Leeza Osipenko: Another question from chat. If you can share your thoughts on the EBCP flagship 6 , the new cancer diagnostic and treatment for all initiative which was launched at the end of 2019  and will help improve access to innovative cancers diagnosis and treatments, and it promises to use the next generation sequencing technology for quick and efficient genetic profiles of tumour cells allowing cancer centres to share cancer profiles and applying the similar diagnostics and therapeutic approaches to patients with comparable cancer profiles. So the initiatives will ultimately help optimize cancer diagnosis and treatment and reduce unequal access to personalized medicine and cancer care. So are you aware of this initiative, any comments?

Lydie Meheus: The EBCP is the European beating cancer plan for your information. And this is really what the European decision makers are putting there. And we are very worried about this because we think there is a lack of data and they're just going to push through, and we don't know how to kind of fight against that. Happy to hear suggestions for that.

Kevin Knopf: Yeah, you need a group of rational scientifically thinking people to look at that honestly. What happens in the US is every patient gets next generation sequencing, and they find a target and they try a drug. And when you actually read the evidence about how well that drug works, a lot of the time, no. Sometimes the targets are really important, and you can get really great results but in America it's done almost ubiquitously. Patients are asking for it. The drugs that are used are very expensive, usually  15 to 20,000$, a month. And the results are not always staggering and there's a lot of momentum to do next generation sequencing on every patient, and you know there's a lot of questions. Is the genomic profile of the cancer at the time you do the sequencing the same as it is after they've had 2 or 3 lines of chemotherapy.  You know it's different even in one part of a tumour versus another, and there's a lot of you know, buzzwords, precision medicine, and AI and decision inference analysis that's behind that. And so I think that train has left the station. I'm not sure how to apply rationality to that. To me the economics are the way to apply rationality because somebody has to pay for these experiments, and I'm hoping that there will be a way to do that, particularly in Europe, where you will have single-party payer systems. I don't know how the people in the budgetary deal with when they see these rising costs. Do they say, what outcomes are we getting for this? That’s I think where to go, but another way to deal with it maybe, might be just to really analyse the data and write papers and try and get it out there to people, even in the newspapers that this is you know, chasing a pipe dream rather than actually helping patients. Next generation sequence is both good and bad but there's a lot of hype behind it, and in America every cancer centre has a precision medical Institute with a large building and there's definitely a lot of hope, as we say oncologists are optimistic. They're very optimistic about the utility of next generation sequencing for their patients. I'd love to learn more about that.

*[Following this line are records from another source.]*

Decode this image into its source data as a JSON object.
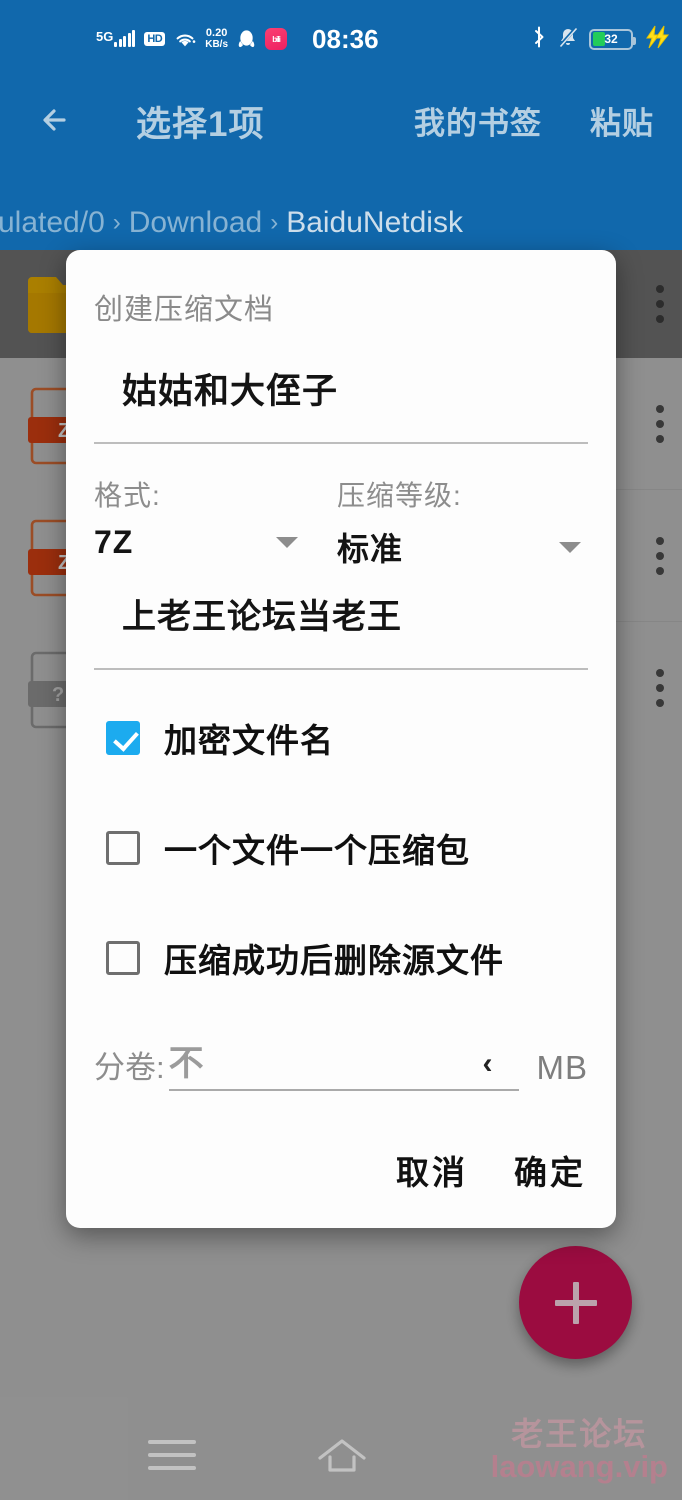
{
  "colors": {
    "toolbar_blue": "#1168ac",
    "accent_checkbox": "#1cabef",
    "fab_pink": "#cc1155",
    "battery_green": "#22cc5a",
    "zip_icon": "#cc3d12"
  },
  "status_bar": {
    "network_label": "5G",
    "volte_label": "HD",
    "wifi_icon": "wifi-icon",
    "data_speed_value": "0.20",
    "data_speed_unit": "KB/s",
    "qq_icon": "qq-icon",
    "app_icon_label": "bili",
    "clock": "08:36",
    "bluetooth_icon": "bluetooth-icon",
    "mute_icon": "bell-muted-icon",
    "battery_percent": "32",
    "charging_icon": "lightning-icon"
  },
  "toolbar": {
    "back_icon": "arrow-left-icon",
    "title": "选择1项",
    "action_bookmarks": "我的书签",
    "action_paste": "粘贴"
  },
  "breadcrumb": {
    "separator": "›",
    "items": [
      "ulated/0",
      "Download",
      "BaiduNetdisk"
    ]
  },
  "file_list": {
    "rows": [
      {
        "icon": "folder-icon",
        "selected": true,
        "overflow_icon": "more-vertical-icon"
      },
      {
        "icon": "zip-file-icon",
        "selected": false,
        "overflow_icon": "more-vertical-icon"
      },
      {
        "icon": "zip-file-icon",
        "selected": false,
        "overflow_icon": "more-vertical-icon"
      },
      {
        "icon": "unknown-file-icon",
        "selected": false,
        "overflow_icon": "more-vertical-icon"
      }
    ]
  },
  "fab": {
    "icon": "plus-icon"
  },
  "watermark": {
    "line1": "老王论坛",
    "line2": "laowang.vip"
  },
  "navbar": {
    "menu_icon": "menu-icon",
    "home_icon": "home-icon"
  },
  "dialog": {
    "title": "创建压缩文档",
    "archive_name": {
      "value": "姑姑和大侄子",
      "placeholder": ""
    },
    "format": {
      "label": "格式:",
      "value": "7Z",
      "caret_icon": "chevron-down-icon"
    },
    "level": {
      "label": "压缩等级:",
      "value": "标准",
      "caret_icon": "chevron-down-icon"
    },
    "password": {
      "value": "上老王论坛当老王",
      "placeholder": ""
    },
    "checkboxes": [
      {
        "label": "加密文件名",
        "checked": true
      },
      {
        "label": "一个文件一个压缩包",
        "checked": false
      },
      {
        "label": "压缩成功后删除源文件",
        "checked": false
      }
    ],
    "split": {
      "label": "分卷:",
      "value": "不",
      "chevron_icon": "chevron-left-icon",
      "unit": "MB"
    },
    "cancel_label": "取消",
    "confirm_label": "确定"
  }
}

Lydie Meheus: And just for your information, EORC, the European organization for research on cancer, they are pushing hard for the de-escalation, for checkpoint inhibitors and they have set up trial on that topic so maybe that's an organization that's very much interested in this.

Kevin Knopf: They could easily do the weight-based dose thing, and then they could start looking at a lower does per kilogram and save a lot of toxicity and a lot of expense.